* What you should do: Please return each record exactly as it stands.

[Collection entries]
★ ★ ★ ★ ★ ★ ★

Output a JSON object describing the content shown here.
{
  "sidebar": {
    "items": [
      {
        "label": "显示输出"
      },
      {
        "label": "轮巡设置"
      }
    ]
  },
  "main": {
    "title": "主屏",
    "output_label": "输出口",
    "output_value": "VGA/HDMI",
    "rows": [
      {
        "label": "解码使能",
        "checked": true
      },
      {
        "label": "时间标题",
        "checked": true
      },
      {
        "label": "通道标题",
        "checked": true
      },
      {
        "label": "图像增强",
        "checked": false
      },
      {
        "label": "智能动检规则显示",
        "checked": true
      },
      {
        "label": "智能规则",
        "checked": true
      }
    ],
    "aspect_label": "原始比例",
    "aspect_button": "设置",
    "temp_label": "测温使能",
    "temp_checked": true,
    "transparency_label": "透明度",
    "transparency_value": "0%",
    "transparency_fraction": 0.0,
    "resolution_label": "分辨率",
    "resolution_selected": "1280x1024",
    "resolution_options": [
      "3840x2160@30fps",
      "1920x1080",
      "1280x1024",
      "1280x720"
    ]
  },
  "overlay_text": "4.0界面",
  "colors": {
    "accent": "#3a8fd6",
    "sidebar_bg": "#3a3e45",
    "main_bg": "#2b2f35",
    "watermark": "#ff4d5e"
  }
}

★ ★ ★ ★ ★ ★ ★

* Problem solution:
Output a JSON object describing the content shown here.
{
  "sidebar": {
    "items": [
      {
        "label": "显示输出"
      },
      {
        "label": "轮巡设置"
      }
    ]
  },
  "main": {
    "title": "主屏",
    "output_label": "输出口",
    "output_value": "VGA/HDMI",
    "rows": [
      {
        "label": "解码使能",
        "checked": true
      },
      {
        "label": "时间标题",
        "checked": true
      },
      {
        "label": "通道标题",
        "checked": true
      },
      {
        "label": "图像增强",
        "checked": false
      },
      {
        "label": "智能动检规则显示",
        "checked": true
      },
      {
        "label": "智能规则",
        "checked": true
      }
    ],
    "aspect_label": "原始比例",
    "aspect_button": "设置",
    "temp_label": "测温使能",
    "temp_checked": true,
    "transparency_label": "透明度",
    "transparency_value": "0%",
    "transparency_fraction": 0.0,
    "resolution_label": "分辨率",
    "resolution_selected": "1280x1024",
    "resolution_options": [
      "3840x2160@30fps",
      "1920x1080",
      "1280x1024",
      "1280x720"
    ]
  },
  "overlay_text": "4.0界面",
  "colors": {
    "accent": "#3a8fd6",
    "sidebar_bg": "#3a3e45",
    "main_bg": "#2b2f35",
    "watermark": "#ff4d5e"
  }
}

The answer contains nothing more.